WHAT YOU NEED TO DO — After going through the data, give the number of lines that contain the word "document" as your sole answer.

INFORMATION —
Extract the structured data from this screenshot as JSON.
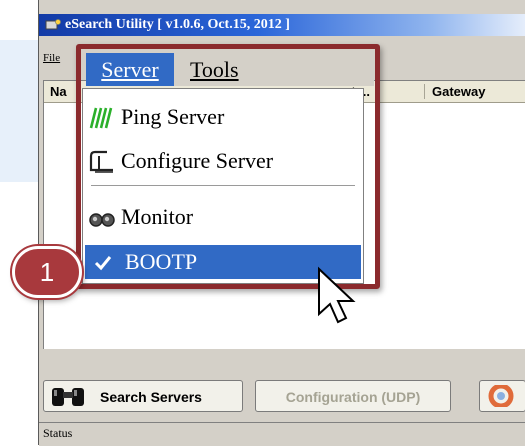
{
  "window": {
    "title": "eSearch Utility [ v1.0.6, Oct.15, 2012 ]",
    "menubar_file": "File"
  },
  "menu": {
    "server": "Server",
    "tools": "Tools",
    "server_items": [
      {
        "label": "Ping Server",
        "icon": "ping-icon"
      },
      {
        "label": "Configure Server",
        "icon": "configure-icon"
      },
      {
        "label": "Monitor",
        "icon": "monitor-icon"
      },
      {
        "label": "BOOTP",
        "icon": "check-icon",
        "checked": true,
        "highlighted": true
      }
    ]
  },
  "list": {
    "columns": [
      "Na",
      "et ...",
      "Gateway"
    ]
  },
  "toolbar": {
    "search_label": "Search Servers",
    "config_label": "Configuration (UDP)"
  },
  "statusbar": {
    "text": "Status"
  },
  "callout": {
    "step": "1"
  },
  "colors": {
    "highlight": "#316ac5",
    "callout": "#a8393d",
    "frame": "#8b2a2d"
  }
}
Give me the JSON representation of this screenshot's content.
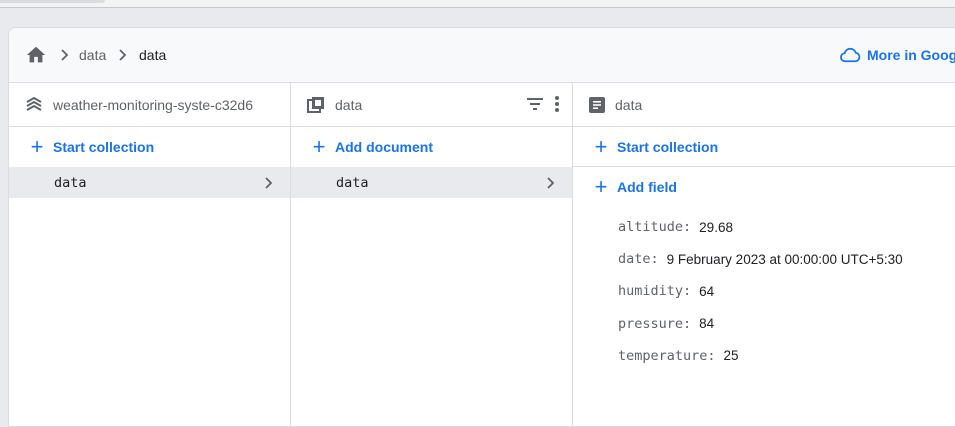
{
  "breadcrumb": {
    "items": [
      "data",
      "data"
    ]
  },
  "header": {
    "more_link": "More in Googl"
  },
  "columns": {
    "root": {
      "title": "weather-monitoring-syste-c32d6",
      "action": "Start collection",
      "selected_item": "data"
    },
    "collection": {
      "title": "data",
      "action": "Add document",
      "selected_item": "data"
    },
    "document": {
      "title": "data",
      "action_collection": "Start collection",
      "action_field": "Add field",
      "fields": [
        {
          "key": "altitude",
          "value": "29.68"
        },
        {
          "key": "date",
          "value": "9 February 2023 at 00:00:00 UTC+5:30"
        },
        {
          "key": "humidity",
          "value": "64"
        },
        {
          "key": "pressure",
          "value": "84"
        },
        {
          "key": "temperature",
          "value": "25"
        }
      ]
    }
  },
  "colors": {
    "accent": "#1a73e8",
    "selected_row": "#e8eaed",
    "muted_text": "#5f6368"
  },
  "icons": [
    "home-icon",
    "chevron-right-icon",
    "cloud-icon",
    "database-icon",
    "collection-icon",
    "filter-icon",
    "more-vert-icon",
    "document-icon"
  ]
}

TASK SOLUTION — 3